And then there are my runner friends… The ones who are always willing to meet me at Engineer’s Gate at 6:15 am…
And, of course, the ones who never turn down an evening at 16 Handles.
The people I love have supported me, guided me, pushed me, encouraged me, motivated and inspired me and donated to my cause. It really doesn’t get much better than that. (Thank you all, by the way. You make my life better every day.)
Some people won’t be happy for you. That’s just the way it is. Some people will hear that you’re running a marathon and they’ll think that’s cool and ambitious. Other people won’t understand, won’t see the value in what you’re doing and may not support your efforts. If running a marathon is important to you, these people don’t matter.
Running isn’t supposed to be easy. Yeah, sometimes you do easy runs. This morning I ran 4 miles at the slow pace Coach Cane asked for. It didn’t feel particularly challenging. But Tuesdays were devoted to speedwork and Thursdays were some sort of hill or tempo challenge.
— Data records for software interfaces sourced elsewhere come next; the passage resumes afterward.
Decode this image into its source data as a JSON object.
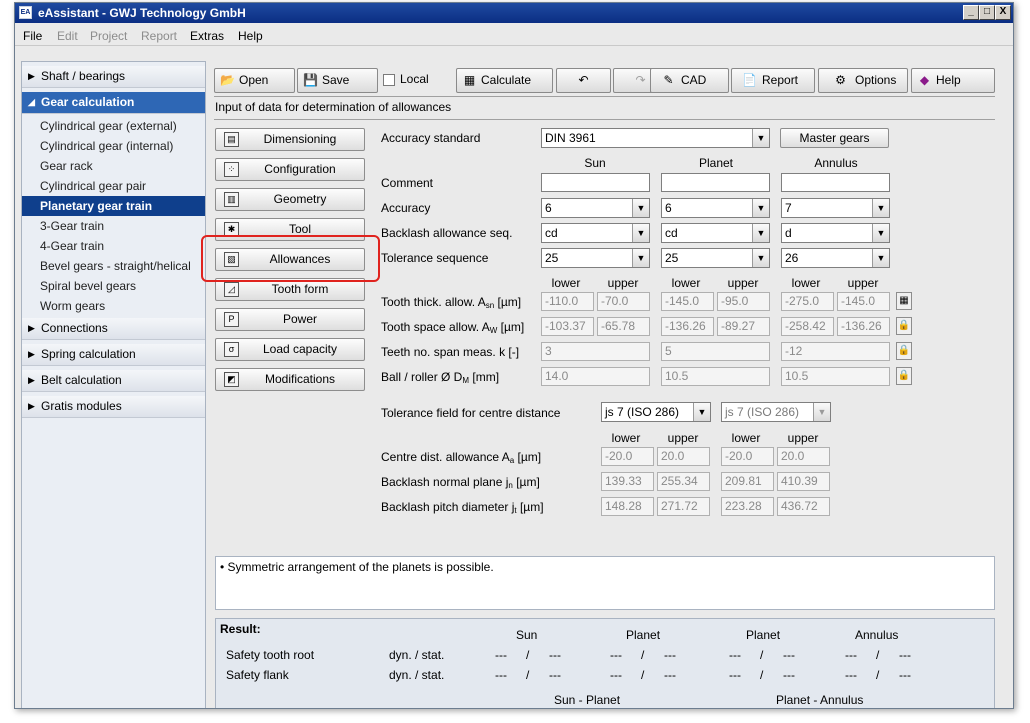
{
  "window": {
    "icon_text": "EA",
    "title": "eAssistant - GWJ Technology GmbH",
    "buttons": [
      "_",
      "□",
      "X"
    ]
  },
  "menubar": [
    "File",
    "Edit",
    "Project",
    "Report",
    "Extras",
    "Help"
  ],
  "sidebar": {
    "groups": [
      {
        "label": "Shaft / bearings",
        "open": false
      },
      {
        "label": "Gear calculation",
        "open": true
      },
      {
        "label": "Connections",
        "open": false
      },
      {
        "label": "Spring calculation",
        "open": false
      },
      {
        "label": "Belt calculation",
        "open": false
      },
      {
        "label": "Gratis modules",
        "open": false
      }
    ],
    "items": [
      "Cylindrical gear (external)",
      "Cylindrical gear (internal)",
      "Gear rack",
      "Cylindrical gear pair",
      "Planetary gear train",
      "3-Gear train",
      "4-Gear train",
      "Bevel gears - straight/helical",
      "Spiral bevel gears",
      "Worm gears"
    ],
    "selected_item": "Planetary gear train"
  },
  "toolbar": {
    "open": "Open",
    "save": "Save",
    "local": "Local",
    "calculate": "Calculate",
    "undo": "↶",
    "redo": "↷",
    "cad": "CAD",
    "report": "Report",
    "options": "Options",
    "help": "Help"
  },
  "section_title": "Input of data for determination of allowances",
  "nav": [
    "Dimensioning",
    "Configuration",
    "Geometry",
    "Tool",
    "Allowances",
    "Tooth form",
    "Power",
    "Load capacity",
    "Modifications"
  ],
  "nav_selected": "Allowances",
  "form": {
    "accuracy_standard_label": "Accuracy standard",
    "accuracy_standard_value": "DIN 3961",
    "master_gears_button": "Master gears",
    "col_sun": "Sun",
    "col_planet": "Planet",
    "col_annulus": "Annulus",
    "comment_label": "Comment",
    "accuracy_label": "Accuracy",
    "accuracy": [
      "6",
      "6",
      "7"
    ],
    "backlash_seq_label": "Backlash allowance seq.",
    "backlash_seq": [
      "cd",
      "cd",
      "d"
    ],
    "tolerance_seq_label": "Tolerance sequence",
    "tolerance_seq": [
      "25",
      "25",
      "26"
    ],
    "lower": "lower",
    "upper": "upper",
    "tooth_thick_label": "Tooth thick. allow. A",
    "tooth_thick_sub": "sn",
    "tooth_thick_unit": " [µm]",
    "tooth_thick": [
      "-110.0",
      "-70.0",
      "-145.0",
      "-95.0",
      "-275.0",
      "-145.0"
    ],
    "tooth_space_label": "Tooth space allow. A",
    "tooth_space_sub": "W",
    "tooth_space_unit": " [µm]",
    "tooth_space": [
      "-103.37",
      "-65.78",
      "-136.26",
      "-89.27",
      "-258.42",
      "-136.26"
    ],
    "teeth_span_label": "Teeth no. span meas. k [-]",
    "teeth_span": [
      "3",
      "5",
      "-12"
    ],
    "ball_label": "Ball / roller Ø D",
    "ball_sub": "M",
    "ball_unit": " [mm]",
    "ball": [
      "14.0",
      "10.5",
      "10.5"
    ],
    "tol_field_label": "Tolerance field for centre distance",
    "tol_field": [
      "js 7 (ISO 286)",
      "js 7 (ISO 286)"
    ],
    "centre_dist_label": "Centre dist. allowance A",
    "centre_dist_sub": "a",
    "centre_dist_unit": " [µm]",
    "centre_dist": [
      "-20.0",
      "20.0",
      "-20.0",
      "20.0"
    ],
    "backlash_normal_label": "Backlash normal plane j",
    "backlash_normal_sub": "n",
    "backlash_normal_unit": " [µm]",
    "backlash_normal": [
      "139.33",
      "255.34",
      "209.81",
      "410.39"
    ],
    "backlash_pitch_label": "Backlash pitch diameter j",
    "backlash_pitch_sub": "t",
    "backlash_pitch_unit": " [µm]",
    "backlash_pitch": [
      "148.28",
      "271.72",
      "223.28",
      "436.72"
    ]
  },
  "info_message": "• Symmetric arrangement of the planets is possible.",
  "result": {
    "title": "Result:",
    "cols": [
      "Sun",
      "Planet",
      "Planet",
      "Annulus"
    ],
    "rows": [
      {
        "label": "Safety tooth root",
        "type": "dyn. / stat.",
        "cells": [
          "---",
          "/",
          "---",
          "---",
          "/",
          "---",
          "---",
          "/",
          "---",
          "---",
          "/",
          "---"
        ]
      },
      {
        "label": "Safety flank",
        "type": "dyn. / stat.",
        "cells": [
          "---",
          "/",
          "---",
          "---",
          "/",
          "---",
          "---",
          "/",
          "---",
          "---",
          "/",
          "---"
        ]
      }
    ],
    "pairs": [
      "Sun - Planet",
      "Planet - Annulus"
    ]
  },
  "colors": {
    "titlebar": "#0b2e83",
    "sidebar_open_group": "#2e67b5",
    "sidebar_selected": "#0f3f8c",
    "highlight": "#e0231e"
  }
}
The long runs came on Saturdays and none of those were exactly easy. I’ve never been big on mantras, but lately when it starts to hurt, I remind myself, “It’s not supposed to be easy.”
Marathon training is exhausting. Sometimes you will fall asleep in the middle of the day, in the middle of the floor.
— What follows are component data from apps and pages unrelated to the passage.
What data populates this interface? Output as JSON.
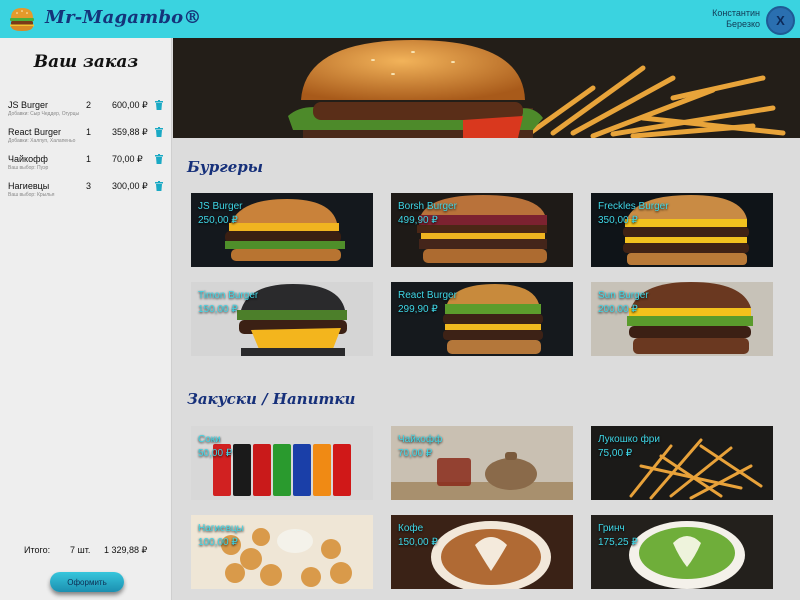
{
  "header": {
    "brand": "Mr-Magambo®",
    "user_line1": "Константин",
    "user_line2": "Березко",
    "logout_label": "X"
  },
  "order": {
    "title": "Ваш заказ",
    "items": [
      {
        "name": "JS Burger",
        "qty": "2",
        "price": "600,00 ₽",
        "note": "Добавки: Сыр Чеддер, Огурцы"
      },
      {
        "name": "React Burger",
        "qty": "1",
        "price": "359,88 ₽",
        "note": "Добавки: Халпуп, Халапеньо"
      },
      {
        "name": "Чайкофф",
        "qty": "1",
        "price": "70,00 ₽",
        "note": "Ваш выбор: Пуэр"
      },
      {
        "name": "Нагиевцы",
        "qty": "3",
        "price": "300,00 ₽",
        "note": "Ваш выбор: Крылья"
      }
    ],
    "total_label": "Итого:",
    "total_qty": "7 шт.",
    "total_sum": "1 329,88 ₽",
    "checkout_label": "Оформить"
  },
  "sections": {
    "burgers": {
      "title": "Бургеры",
      "items": [
        {
          "name": "JS Burger",
          "price": "250,00 ₽"
        },
        {
          "name": "Borsh Burger",
          "price": "499,90 ₽"
        },
        {
          "name": "Freckles Burger",
          "price": "350,00 ₽"
        },
        {
          "name": "Timon Burger",
          "price": "150,00 ₽"
        },
        {
          "name": "React Burger",
          "price": "299,90 ₽"
        },
        {
          "name": "Sun Burger",
          "price": "200,00 ₽"
        }
      ]
    },
    "snacks": {
      "title": "Закуски / Напитки",
      "items": [
        {
          "name": "Соки",
          "price": "50,00 ₽"
        },
        {
          "name": "Чайкофф",
          "price": "70,00 ₽"
        },
        {
          "name": "Лукошко фри",
          "price": "75,00 ₽"
        },
        {
          "name": "Нагиевцы",
          "price": "100,00 ₽"
        },
        {
          "name": "Кофе",
          "price": "150,00 ₽"
        },
        {
          "name": "Гринч",
          "price": "175,25 ₽"
        }
      ]
    }
  },
  "colors": {
    "header": "#3ad3e0",
    "accent_text": "#3fd6e6",
    "title_text": "#16307a"
  }
}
You will claim that the taper isn’t making you crazy, but it is. As I walked through my neighborhood last night with my very, very nice and understanding boyfriend, he acknowledged that I’ve been “really good” throughout my marathon taper. “I know!” I replied. “I haven’t done anything beyond what Coach Cane wants and I’m keeping busy and staying sane!”
Fast forward 10 minutes: Ali and boyfriend arrive at Ali’s apartment. Ali checks emails. Ali freaks out. Ali tries to hold back tears. Ali refuses to look boyfriend in the eye because then the tears will become real. Ali takes long, sad shower while boyfriend sits alone on couch. Ali can’t fall asleep because she is having anxiety about things she can’t control. Boyfriend loses sleep because Ali won’t shut up. In the morning, Ali buys boyfriend some pineapple in an attempt to make up for her taper crazies. Ali blogs with fingers crossed, hoping she still has a boyfriend.
I am F-ing insane sometimes. Dang it.
Your training is your training. No one else’s. If you get caught up comparing your splits and distances to other runners, you will go crazy. Focus only on what you’re doing and how you can become a better runner. Who cares how fast your friend is? Who cares if your friend is running a different race that’s weeks before yours so she’s running 20 miles the same day you’re “only” doing 16. Don’t get caught up in the ugly comparison trap. It isn’t helpful and it’s a waste of your time.
Cross training is nice, but running is better. Yes, a spin class or a strength class every now and then was helpful and surely rounded out my training. But I definitely found that to become a better runner, I just needed to run. Novel concept.
Marathon training will push your limits in the very best way possible. Four years ago I couldn’t run a mile, and this weekend I will attempt to cover 26.2. It’s an incredible feeling.
Other brief lessons:
- It’s OK if you plan your long run routes around public bathrooms.
- Some days you will spend way too much time waiting for your Garmin to locate a dang satellite. Don’t throw your watch, no matter how angry you get. It doesn’t help. I promise.
- You may have to wake up really early in order to get your run in before work. Don’t complain. Just do it. Get it done so you don’t miss your run or have to squeeze it in late at night when the murderers lurk in Central Park (just a theory of mine). The sunrise and a morning sweat are way more effective than a cup of coffee. Promise, again.
- Stick to your training plan. If something comes up — an injury, for example — and you have to adapt, OK. But if you have a plan, do what it says. Don’t make excuses.
- Marathon training will either make you a total bitch or it won’t. That’s up to you.
I am really sad my training is ending. That is all.
NOW OBVIOUSLY I WANT TO KNOW: What has training for a race — not necessarily a marathon! — taught you?